* EXERCISE PROMPT *
Would you copy each line of the records that includes the word "here"?

* RECORDS *
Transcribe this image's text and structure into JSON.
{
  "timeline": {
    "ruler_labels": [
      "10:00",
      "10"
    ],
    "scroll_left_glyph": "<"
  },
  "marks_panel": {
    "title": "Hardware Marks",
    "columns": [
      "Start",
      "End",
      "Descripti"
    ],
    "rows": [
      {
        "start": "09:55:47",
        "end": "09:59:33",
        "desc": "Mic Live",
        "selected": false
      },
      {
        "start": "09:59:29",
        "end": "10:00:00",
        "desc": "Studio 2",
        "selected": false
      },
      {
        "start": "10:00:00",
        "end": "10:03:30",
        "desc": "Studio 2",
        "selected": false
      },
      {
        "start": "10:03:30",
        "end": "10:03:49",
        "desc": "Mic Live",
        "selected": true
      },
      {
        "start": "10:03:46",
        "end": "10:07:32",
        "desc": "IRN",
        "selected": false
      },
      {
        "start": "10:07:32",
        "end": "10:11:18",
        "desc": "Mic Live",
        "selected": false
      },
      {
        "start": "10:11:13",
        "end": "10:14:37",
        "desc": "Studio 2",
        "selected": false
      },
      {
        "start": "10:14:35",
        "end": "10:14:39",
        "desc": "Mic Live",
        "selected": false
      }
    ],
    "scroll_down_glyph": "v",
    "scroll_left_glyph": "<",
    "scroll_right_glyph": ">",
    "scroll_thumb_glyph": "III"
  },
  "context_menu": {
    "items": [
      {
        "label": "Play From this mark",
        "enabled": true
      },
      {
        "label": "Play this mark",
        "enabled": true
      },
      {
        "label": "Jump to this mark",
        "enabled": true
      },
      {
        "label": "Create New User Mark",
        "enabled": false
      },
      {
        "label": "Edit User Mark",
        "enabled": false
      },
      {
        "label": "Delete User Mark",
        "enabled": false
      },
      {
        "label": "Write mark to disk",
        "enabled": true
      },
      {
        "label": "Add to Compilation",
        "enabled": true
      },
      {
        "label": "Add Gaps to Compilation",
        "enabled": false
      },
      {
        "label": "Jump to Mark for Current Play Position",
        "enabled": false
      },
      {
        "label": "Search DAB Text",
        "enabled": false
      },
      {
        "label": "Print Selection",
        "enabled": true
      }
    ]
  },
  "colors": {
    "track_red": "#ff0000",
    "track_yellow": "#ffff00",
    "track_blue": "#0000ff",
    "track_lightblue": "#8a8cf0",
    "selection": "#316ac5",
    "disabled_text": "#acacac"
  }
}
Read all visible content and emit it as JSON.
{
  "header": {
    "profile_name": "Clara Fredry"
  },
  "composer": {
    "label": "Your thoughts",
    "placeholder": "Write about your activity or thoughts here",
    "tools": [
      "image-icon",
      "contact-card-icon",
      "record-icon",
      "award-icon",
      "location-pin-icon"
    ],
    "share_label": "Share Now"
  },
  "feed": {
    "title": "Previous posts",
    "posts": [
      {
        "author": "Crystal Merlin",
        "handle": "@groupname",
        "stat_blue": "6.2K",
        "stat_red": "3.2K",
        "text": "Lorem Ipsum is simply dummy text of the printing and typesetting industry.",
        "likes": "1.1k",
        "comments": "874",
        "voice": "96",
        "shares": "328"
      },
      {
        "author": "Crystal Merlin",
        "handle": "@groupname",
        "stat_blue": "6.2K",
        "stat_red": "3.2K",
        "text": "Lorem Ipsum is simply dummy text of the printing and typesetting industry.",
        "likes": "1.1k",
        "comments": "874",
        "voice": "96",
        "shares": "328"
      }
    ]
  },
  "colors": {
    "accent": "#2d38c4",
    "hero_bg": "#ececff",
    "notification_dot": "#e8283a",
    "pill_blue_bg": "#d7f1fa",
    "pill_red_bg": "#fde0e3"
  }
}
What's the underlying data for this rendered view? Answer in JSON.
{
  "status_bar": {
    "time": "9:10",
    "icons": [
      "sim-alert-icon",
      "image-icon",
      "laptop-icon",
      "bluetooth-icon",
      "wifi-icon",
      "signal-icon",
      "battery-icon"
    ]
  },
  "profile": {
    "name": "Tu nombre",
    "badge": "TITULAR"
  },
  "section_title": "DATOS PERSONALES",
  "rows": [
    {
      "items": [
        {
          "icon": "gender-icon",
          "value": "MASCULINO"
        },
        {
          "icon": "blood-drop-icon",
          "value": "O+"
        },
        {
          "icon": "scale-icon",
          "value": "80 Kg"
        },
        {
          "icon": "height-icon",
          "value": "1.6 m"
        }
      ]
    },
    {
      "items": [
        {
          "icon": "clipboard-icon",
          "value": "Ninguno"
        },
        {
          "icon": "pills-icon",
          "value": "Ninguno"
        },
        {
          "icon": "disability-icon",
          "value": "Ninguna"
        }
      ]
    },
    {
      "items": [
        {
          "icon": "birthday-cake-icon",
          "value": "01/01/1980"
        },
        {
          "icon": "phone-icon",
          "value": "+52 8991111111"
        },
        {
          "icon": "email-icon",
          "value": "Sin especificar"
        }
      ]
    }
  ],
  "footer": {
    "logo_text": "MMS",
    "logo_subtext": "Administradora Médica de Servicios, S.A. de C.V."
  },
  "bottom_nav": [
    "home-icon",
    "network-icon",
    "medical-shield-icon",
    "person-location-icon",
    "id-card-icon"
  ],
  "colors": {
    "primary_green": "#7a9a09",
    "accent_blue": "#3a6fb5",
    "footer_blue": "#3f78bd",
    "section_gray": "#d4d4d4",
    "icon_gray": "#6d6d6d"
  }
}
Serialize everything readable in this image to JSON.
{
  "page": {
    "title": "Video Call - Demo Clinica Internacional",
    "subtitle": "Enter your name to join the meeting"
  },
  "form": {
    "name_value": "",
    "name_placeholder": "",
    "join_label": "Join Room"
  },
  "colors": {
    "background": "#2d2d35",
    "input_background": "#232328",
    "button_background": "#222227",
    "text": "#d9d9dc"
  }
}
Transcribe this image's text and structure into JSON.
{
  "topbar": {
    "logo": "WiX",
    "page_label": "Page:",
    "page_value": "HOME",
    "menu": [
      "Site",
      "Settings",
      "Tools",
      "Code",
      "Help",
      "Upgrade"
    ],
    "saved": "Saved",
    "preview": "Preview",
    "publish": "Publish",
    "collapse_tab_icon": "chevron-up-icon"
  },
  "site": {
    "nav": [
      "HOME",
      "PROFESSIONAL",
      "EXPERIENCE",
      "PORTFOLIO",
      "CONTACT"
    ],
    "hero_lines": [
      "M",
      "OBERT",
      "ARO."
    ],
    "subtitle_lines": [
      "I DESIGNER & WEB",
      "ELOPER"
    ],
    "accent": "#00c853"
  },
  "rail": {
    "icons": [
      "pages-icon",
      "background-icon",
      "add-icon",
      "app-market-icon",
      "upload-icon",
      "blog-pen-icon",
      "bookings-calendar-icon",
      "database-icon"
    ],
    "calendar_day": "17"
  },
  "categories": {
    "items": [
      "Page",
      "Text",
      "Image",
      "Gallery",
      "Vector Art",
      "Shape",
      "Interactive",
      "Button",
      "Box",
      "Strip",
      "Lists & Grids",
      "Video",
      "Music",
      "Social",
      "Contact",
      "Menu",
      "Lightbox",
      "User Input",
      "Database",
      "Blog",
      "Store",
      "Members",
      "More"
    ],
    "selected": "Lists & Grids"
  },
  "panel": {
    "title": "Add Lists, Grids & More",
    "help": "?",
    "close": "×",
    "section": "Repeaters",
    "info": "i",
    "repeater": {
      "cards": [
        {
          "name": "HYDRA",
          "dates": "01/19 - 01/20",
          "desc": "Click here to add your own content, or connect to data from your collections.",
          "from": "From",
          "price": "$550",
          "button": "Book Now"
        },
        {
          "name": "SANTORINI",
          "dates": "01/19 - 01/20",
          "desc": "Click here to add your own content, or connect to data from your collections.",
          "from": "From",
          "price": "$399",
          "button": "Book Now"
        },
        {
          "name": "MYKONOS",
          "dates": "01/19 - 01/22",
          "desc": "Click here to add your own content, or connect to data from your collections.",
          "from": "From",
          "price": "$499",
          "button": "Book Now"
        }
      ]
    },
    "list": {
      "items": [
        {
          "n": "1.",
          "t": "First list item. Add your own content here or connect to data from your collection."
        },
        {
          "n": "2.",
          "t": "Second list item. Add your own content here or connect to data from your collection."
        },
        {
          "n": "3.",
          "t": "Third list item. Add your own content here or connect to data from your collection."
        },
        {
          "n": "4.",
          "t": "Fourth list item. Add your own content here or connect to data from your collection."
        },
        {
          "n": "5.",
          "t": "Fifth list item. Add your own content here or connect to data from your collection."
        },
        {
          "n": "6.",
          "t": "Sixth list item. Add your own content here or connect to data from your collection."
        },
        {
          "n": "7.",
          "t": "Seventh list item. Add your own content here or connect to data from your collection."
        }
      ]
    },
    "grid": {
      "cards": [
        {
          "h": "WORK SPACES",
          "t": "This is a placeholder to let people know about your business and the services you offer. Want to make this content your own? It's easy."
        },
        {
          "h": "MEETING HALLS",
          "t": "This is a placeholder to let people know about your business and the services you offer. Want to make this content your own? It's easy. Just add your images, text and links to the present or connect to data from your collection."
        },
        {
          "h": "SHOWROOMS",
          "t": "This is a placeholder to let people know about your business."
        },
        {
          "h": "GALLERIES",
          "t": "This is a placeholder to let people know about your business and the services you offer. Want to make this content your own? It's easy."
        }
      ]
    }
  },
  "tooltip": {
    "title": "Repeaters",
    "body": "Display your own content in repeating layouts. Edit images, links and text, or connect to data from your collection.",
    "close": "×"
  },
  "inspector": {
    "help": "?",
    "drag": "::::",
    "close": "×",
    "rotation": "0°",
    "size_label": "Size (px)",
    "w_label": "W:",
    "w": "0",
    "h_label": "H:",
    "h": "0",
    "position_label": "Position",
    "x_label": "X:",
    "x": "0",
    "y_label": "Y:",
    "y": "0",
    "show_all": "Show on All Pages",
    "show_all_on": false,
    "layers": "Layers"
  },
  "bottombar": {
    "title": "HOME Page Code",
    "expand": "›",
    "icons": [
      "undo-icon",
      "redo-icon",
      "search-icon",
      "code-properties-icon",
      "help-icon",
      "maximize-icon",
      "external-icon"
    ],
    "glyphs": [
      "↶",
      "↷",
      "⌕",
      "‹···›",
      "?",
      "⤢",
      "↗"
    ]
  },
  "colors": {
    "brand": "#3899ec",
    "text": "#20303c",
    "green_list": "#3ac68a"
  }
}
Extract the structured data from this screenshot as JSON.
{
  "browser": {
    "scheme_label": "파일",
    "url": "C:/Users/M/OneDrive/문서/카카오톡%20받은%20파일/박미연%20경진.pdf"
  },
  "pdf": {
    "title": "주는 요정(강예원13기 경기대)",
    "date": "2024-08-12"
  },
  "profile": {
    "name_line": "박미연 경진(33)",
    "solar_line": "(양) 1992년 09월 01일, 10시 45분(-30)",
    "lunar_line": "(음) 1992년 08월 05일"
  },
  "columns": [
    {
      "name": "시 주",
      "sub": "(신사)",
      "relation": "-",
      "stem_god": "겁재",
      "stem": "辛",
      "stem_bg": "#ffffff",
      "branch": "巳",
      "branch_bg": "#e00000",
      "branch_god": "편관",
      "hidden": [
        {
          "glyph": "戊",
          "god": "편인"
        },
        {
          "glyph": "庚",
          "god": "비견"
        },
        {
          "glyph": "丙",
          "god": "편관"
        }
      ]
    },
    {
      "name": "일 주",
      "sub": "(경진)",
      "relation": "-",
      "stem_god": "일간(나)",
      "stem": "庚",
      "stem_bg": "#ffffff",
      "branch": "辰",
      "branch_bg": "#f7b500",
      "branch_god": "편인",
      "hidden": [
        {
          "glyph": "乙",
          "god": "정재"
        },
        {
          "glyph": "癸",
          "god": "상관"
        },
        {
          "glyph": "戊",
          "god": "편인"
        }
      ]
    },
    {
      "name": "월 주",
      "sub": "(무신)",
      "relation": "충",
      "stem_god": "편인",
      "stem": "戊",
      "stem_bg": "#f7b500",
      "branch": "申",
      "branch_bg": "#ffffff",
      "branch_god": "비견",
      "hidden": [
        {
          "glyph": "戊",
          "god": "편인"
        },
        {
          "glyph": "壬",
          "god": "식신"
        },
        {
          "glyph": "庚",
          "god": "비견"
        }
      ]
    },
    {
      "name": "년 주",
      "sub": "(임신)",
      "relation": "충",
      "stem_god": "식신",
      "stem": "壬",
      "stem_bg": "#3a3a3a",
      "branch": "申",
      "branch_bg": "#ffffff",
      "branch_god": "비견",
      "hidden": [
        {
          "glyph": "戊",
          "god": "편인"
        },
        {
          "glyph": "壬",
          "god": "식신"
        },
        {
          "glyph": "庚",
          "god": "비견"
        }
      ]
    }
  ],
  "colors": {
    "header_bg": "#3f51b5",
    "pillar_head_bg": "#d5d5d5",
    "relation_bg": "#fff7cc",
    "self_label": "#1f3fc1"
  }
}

* ANSWER TO THE PROBLEM *
    "placeholder": "Write about your activity or thoughts here",
          "desc": "Click here to add your own content, or connect to data from your collections.",
          "desc": "Click here to add your own content, or connect to data from your collections.",
          "desc": "Click here to add your own content, or connect to data from your collections.",
          "t": "First list item. Add your own content here or connect to data from your collection."
          "t": "Second list item. Add your own content here or connect to data from your collection."
          "t": "Third list item. Add your own content here or connect to data from your collection."
          "t": "Fourth list item. Add your own content here or connect to data from your collection."
          "t": "Fifth list item. Add your own content here or connect to data from your collection."
          "t": "Sixth list item. Add your own content here or connect to data from your collection."
          "t": "Seventh list item. Add your own content here or connect to data from your collection."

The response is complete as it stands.